[Page and application data records]

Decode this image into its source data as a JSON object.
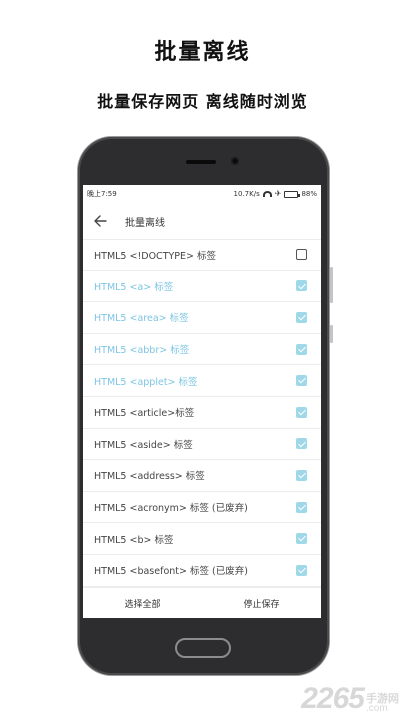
{
  "promo": {
    "title": "批量离线",
    "subtitle": "批量保存网页 离线随时浏览"
  },
  "status_bar": {
    "time": "晚上7:59",
    "net_speed": "10.7K/s",
    "battery": "88%",
    "battery_level": 0.88,
    "icons": [
      "wifi-icon",
      "airplane-icon",
      "battery-icon"
    ]
  },
  "app_bar": {
    "back_icon": "back-arrow-icon",
    "title": "批量离线"
  },
  "tag_list": {
    "items": [
      {
        "label": "HTML5 <!DOCTYPE> 标签",
        "checked": false,
        "highlight": false
      },
      {
        "label": "HTML5 <a> 标签",
        "checked": true,
        "highlight": true
      },
      {
        "label": "HTML5 <area> 标签",
        "checked": true,
        "highlight": true
      },
      {
        "label": "HTML5 <abbr> 标签",
        "checked": true,
        "highlight": true
      },
      {
        "label": "HTML5 <applet> 标签",
        "checked": true,
        "highlight": true
      },
      {
        "label": "HTML5 <article>标签",
        "checked": true,
        "highlight": false
      },
      {
        "label": "HTML5 <aside> 标签",
        "checked": true,
        "highlight": false
      },
      {
        "label": "HTML5 <address> 标签",
        "checked": true,
        "highlight": false
      },
      {
        "label": "HTML5 <acronym> 标签 (已废弃)",
        "checked": true,
        "highlight": false
      },
      {
        "label": "HTML5 <b> 标签",
        "checked": true,
        "highlight": false
      },
      {
        "label": "HTML5 <basefont> 标签 (已废弃)",
        "checked": true,
        "highlight": false
      }
    ]
  },
  "bottom_bar": {
    "select_all": "选择全部",
    "stop_save": "停止保存"
  },
  "watermark": {
    "number": "2265",
    "cn": "手游网",
    "domain": ".com"
  },
  "colors": {
    "highlight_text": "#7cc5e3",
    "checkbox_checked": "#9fd8e8",
    "phone_body": "#2d2d2f"
  }
}
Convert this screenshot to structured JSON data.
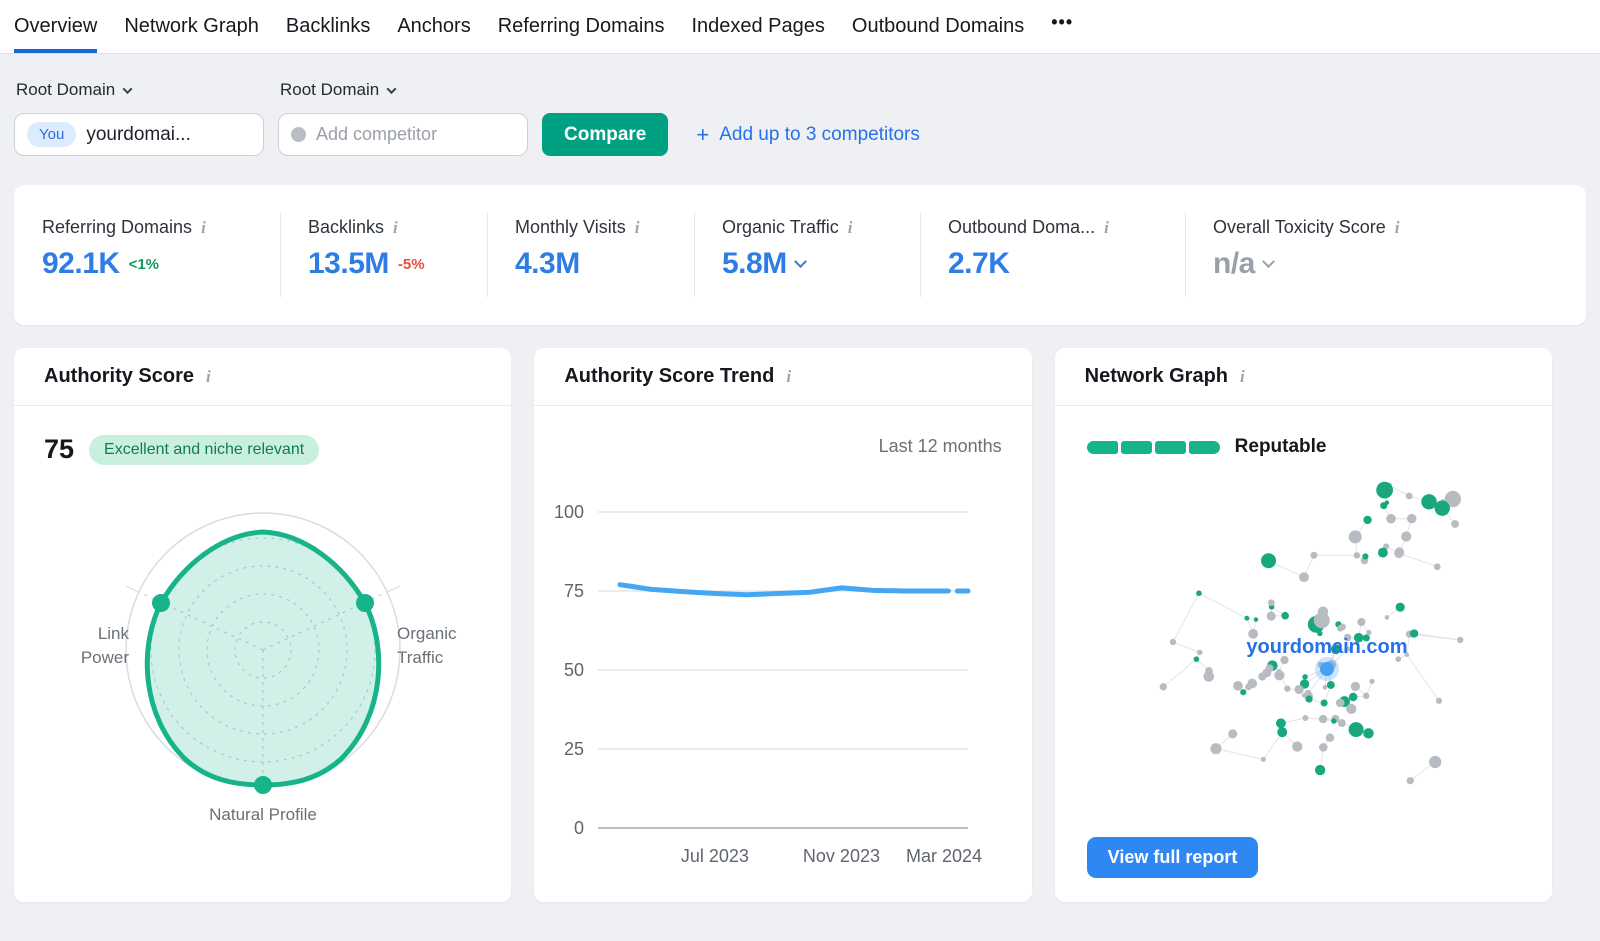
{
  "nav": {
    "tabs": [
      {
        "label": "Overview",
        "active": true
      },
      {
        "label": "Network Graph",
        "active": false
      },
      {
        "label": "Backlinks",
        "active": false
      },
      {
        "label": "Anchors",
        "active": false
      },
      {
        "label": "Referring Domains",
        "active": false
      },
      {
        "label": "Indexed Pages",
        "active": false
      },
      {
        "label": "Outbound Domains",
        "active": false
      }
    ],
    "more_label": "•••"
  },
  "filters": {
    "scope_label": "Root Domain",
    "competitor_scope_label": "Root Domain",
    "you_badge": "You",
    "your_domain_value": "yourdomai...",
    "competitor_placeholder": "Add competitor",
    "compare_button": "Compare",
    "add_plus": "+",
    "add_competitors_link": "Add up to 3 competitors"
  },
  "metrics": [
    {
      "label": "Referring Domains",
      "value": "92.1K",
      "delta": "<1%",
      "delta_color": "green",
      "muted": false,
      "dropdown": false
    },
    {
      "label": "Backlinks",
      "value": "13.5M",
      "delta": "-5%",
      "delta_color": "red",
      "muted": false,
      "dropdown": false
    },
    {
      "label": "Monthly Visits",
      "value": "4.3M",
      "delta": "",
      "delta_color": "",
      "muted": false,
      "dropdown": false
    },
    {
      "label": "Organic Traffic",
      "value": "5.8M",
      "delta": "",
      "delta_color": "",
      "muted": false,
      "dropdown": true
    },
    {
      "label": "Outbound Doma...",
      "value": "2.7K",
      "delta": "",
      "delta_color": "",
      "muted": false,
      "dropdown": false
    },
    {
      "label": "Overall Toxicity Score",
      "value": "n/a",
      "delta": "",
      "delta_color": "",
      "muted": true,
      "dropdown": true
    }
  ],
  "authority_card": {
    "title": "Authority Score",
    "score": "75",
    "badge": "Excellent and niche relevant"
  },
  "trend_card": {
    "title": "Authority Score Trend",
    "period_label": "Last 12 months"
  },
  "network_card": {
    "title": "Network Graph",
    "rating_label": "Reputable",
    "rating_segments": 4,
    "center_label": "yourdomain.com",
    "button": "View full report"
  },
  "chart_data": [
    {
      "type": "radar",
      "title": "Authority Score",
      "axes": [
        "Link Power",
        "Organic Traffic",
        "Natural Profile"
      ],
      "values": [
        80,
        80,
        98
      ],
      "max": 100,
      "grid": "dashed-circular"
    },
    {
      "type": "line",
      "title": "Authority Score Trend",
      "x": [
        "Apr 2023",
        "May 2023",
        "Jun 2023",
        "Jul 2023",
        "Aug 2023",
        "Sep 2023",
        "Oct 2023",
        "Nov 2023",
        "Dec 2023",
        "Jan 2024",
        "Feb 2024",
        "Mar 2024"
      ],
      "values": [
        77,
        75.5,
        74.8,
        74.2,
        73.8,
        74.2,
        74.6,
        76,
        75.2,
        75,
        75,
        75
      ],
      "dashed_tail_from_index": 10,
      "ylim": [
        0,
        100
      ],
      "yticks": [
        0,
        25,
        50,
        75,
        100
      ],
      "xtick_labels_shown": [
        "Jul 2023",
        "Nov 2023",
        "Mar 2024"
      ],
      "legend": "none",
      "grid": "horizontal"
    },
    {
      "type": "network",
      "title": "Network Graph",
      "center_node": "yourdomain.com",
      "rating": "Reputable",
      "node_kinds": [
        {
          "kind": "neutral",
          "color": "#b7bbc2"
        },
        {
          "kind": "reputable",
          "color": "#19a87d"
        },
        {
          "kind": "you",
          "color": "#45a0f6"
        }
      ]
    }
  ],
  "colors": {
    "accent_blue": "#2e7ce4",
    "link_blue": "#2670e8",
    "chart_line_blue": "#45a7f1",
    "underline_blue": "#1b64da",
    "button_blue": "#2f88f2",
    "green_button": "#00a082",
    "green_accent": "#17b389",
    "node_green": "#19a87d",
    "node_gray": "#b7bbc2",
    "badge_green_bg": "#c9efdf",
    "badge_green_text": "#127a5b",
    "delta_green": "#0e9b62",
    "delta_red": "#e9503f",
    "gray_text": "#6a7078",
    "tick_text": "#5f6570",
    "grid_line": "#e4e6ea",
    "axis_line": "#b9bdc4"
  }
}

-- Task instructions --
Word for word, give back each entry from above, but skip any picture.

-- Result --
Decode this image into its source data as a JSON object.
{
  "promo": {
    "title": "批量离线",
    "subtitle": "批量保存网页 离线随时浏览"
  },
  "status_bar": {
    "time": "晚上7:59",
    "net_speed": "10.7K/s",
    "battery": "88%",
    "battery_level": 0.88,
    "icons": [
      "wifi-icon",
      "airplane-icon",
      "battery-icon"
    ]
  },
  "app_bar": {
    "back_icon": "back-arrow-icon",
    "title": "批量离线"
  },
  "tag_list": {
    "items": [
      {
        "label": "HTML5 <!DOCTYPE> 标签",
        "checked": false,
        "highlight": false
      },
      {
        "label": "HTML5 <a> 标签",
        "checked": true,
        "highlight": true
      },
      {
        "label": "HTML5 <area> 标签",
        "checked": true,
        "highlight": true
      },
      {
        "label": "HTML5 <abbr> 标签",
        "checked": true,
        "highlight": true
      },
      {
        "label": "HTML5 <applet> 标签",
        "checked": true,
        "highlight": true
      },
      {
        "label": "HTML5 <article>标签",
        "checked": true,
        "highlight": false
      },
      {
        "label": "HTML5 <aside> 标签",
        "checked": true,
        "highlight": false
      },
      {
        "label": "HTML5 <address> 标签",
        "checked": true,
        "highlight": false
      },
      {
        "label": "HTML5 <acronym> 标签 (已废弃)",
        "checked": true,
        "highlight": false
      },
      {
        "label": "HTML5 <b> 标签",
        "checked": true,
        "highlight": false
      },
      {
        "label": "HTML5 <basefont> 标签 (已废弃)",
        "checked": true,
        "highlight": false
      }
    ]
  },
  "bottom_bar": {
    "select_all": "选择全部",
    "stop_save": "停止保存"
  },
  "watermark": {
    "number": "2265",
    "cn": "手游网",
    "domain": ".com"
  },
  "colors": {
    "highlight_text": "#7cc5e3",
    "checkbox_checked": "#9fd8e8",
    "phone_body": "#2d2d2f"
  }
}
Convert this screenshot to structured JSON data.
{
  "nav": {
    "tabs": [
      {
        "label": "Overview",
        "active": true
      },
      {
        "label": "Network Graph",
        "active": false
      },
      {
        "label": "Backlinks",
        "active": false
      },
      {
        "label": "Anchors",
        "active": false
      },
      {
        "label": "Referring Domains",
        "active": false
      },
      {
        "label": "Indexed Pages",
        "active": false
      },
      {
        "label": "Outbound Domains",
        "active": false
      }
    ],
    "more_label": "•••"
  },
  "filters": {
    "scope_label": "Root Domain",
    "competitor_scope_label": "Root Domain",
    "you_badge": "You",
    "your_domain_value": "yourdomai...",
    "competitor_placeholder": "Add competitor",
    "compare_button": "Compare",
    "add_plus": "+",
    "add_competitors_link": "Add up to 3 competitors"
  },
  "metrics": [
    {
      "label": "Referring Domains",
      "value": "92.1K",
      "delta": "<1%",
      "delta_color": "green",
      "muted": false,
      "dropdown": false
    },
    {
      "label": "Backlinks",
      "value": "13.5M",
      "delta": "-5%",
      "delta_color": "red",
      "muted": false,
      "dropdown": false
    },
    {
      "label": "Monthly Visits",
      "value": "4.3M",
      "delta": "",
      "delta_color": "",
      "muted": false,
      "dropdown": false
    },
    {
      "label": "Organic Traffic",
      "value": "5.8M",
      "delta": "",
      "delta_color": "",
      "muted": false,
      "dropdown": true
    },
    {
      "label": "Outbound Doma...",
      "value": "2.7K",
      "delta": "",
      "delta_color": "",
      "muted": false,
      "dropdown": false
    },
    {
      "label": "Overall Toxicity Score",
      "value": "n/a",
      "delta": "",
      "delta_color": "",
      "muted": true,
      "dropdown": true
    }
  ],
  "authority_card": {
    "title": "Authority Score",
    "score": "75",
    "badge": "Excellent and niche relevant"
  },
  "trend_card": {
    "title": "Authority Score Trend",
    "period_label": "Last 12 months"
  },
  "network_card": {
    "title": "Network Graph",
    "rating_label": "Reputable",
    "rating_segments": 4,
    "center_label": "yourdomain.com",
    "button": "View full report"
  },
  "chart_data": [
    {
      "type": "radar",
      "title": "Authority Score",
      "axes": [
        "Link Power",
        "Organic Traffic",
        "Natural Profile"
      ],
      "values": [
        80,
        80,
        98
      ],
      "max": 100,
      "grid": "dashed-circular"
    },
    {
      "type": "line",
      "title": "Authority Score Trend",
      "x": [
        "Apr 2023",
        "May 2023",
        "Jun 2023",
        "Jul 2023",
        "Aug 2023",
        "Sep 2023",
        "Oct 2023",
        "Nov 2023",
        "Dec 2023",
        "Jan 2024",
        "Feb 2024",
        "Mar 2024"
      ],
      "values": [
        77,
        75.5,
        74.8,
        74.2,
        73.8,
        74.2,
        74.6,
        76,
        75.2,
        75,
        75,
        75
      ],
      "dashed_tail_from_index": 10,
      "ylim": [
        0,
        100
      ],
      "yticks": [
        0,
        25,
        50,
        75,
        100
      ],
      "xtick_labels_shown": [
        "Jul 2023",
        "Nov 2023",
        "Mar 2024"
      ],
      "legend": "none",
      "grid": "horizontal"
    },
    {
      "type": "network",
      "title": "Network Graph",
      "center_node": "yourdomain.com",
      "rating": "Reputable",
      "node_kinds": [
        {
          "kind": "neutral",
          "color": "#b7bbc2"
        },
        {
          "kind": "reputable",
          "color": "#19a87d"
        },
        {
          "kind": "you",
          "color": "#45a0f6"
        }
      ]
    }
  ],
  "colors": {
    "accent_blue": "#2e7ce4",
    "link_blue": "#2670e8",
    "chart_line_blue": "#45a7f1",
    "underline_blue": "#1b64da",
    "button_blue": "#2f88f2",
    "green_button": "#00a082",
    "green_accent": "#17b389",
    "node_green": "#19a87d",
    "node_gray": "#b7bbc2",
    "badge_green_bg": "#c9efdf",
    "badge_green_text": "#127a5b",
    "delta_green": "#0e9b62",
    "delta_red": "#e9503f",
    "gray_text": "#6a7078",
    "tick_text": "#5f6570",
    "grid_line": "#e4e6ea",
    "axis_line": "#b9bdc4"
  }
}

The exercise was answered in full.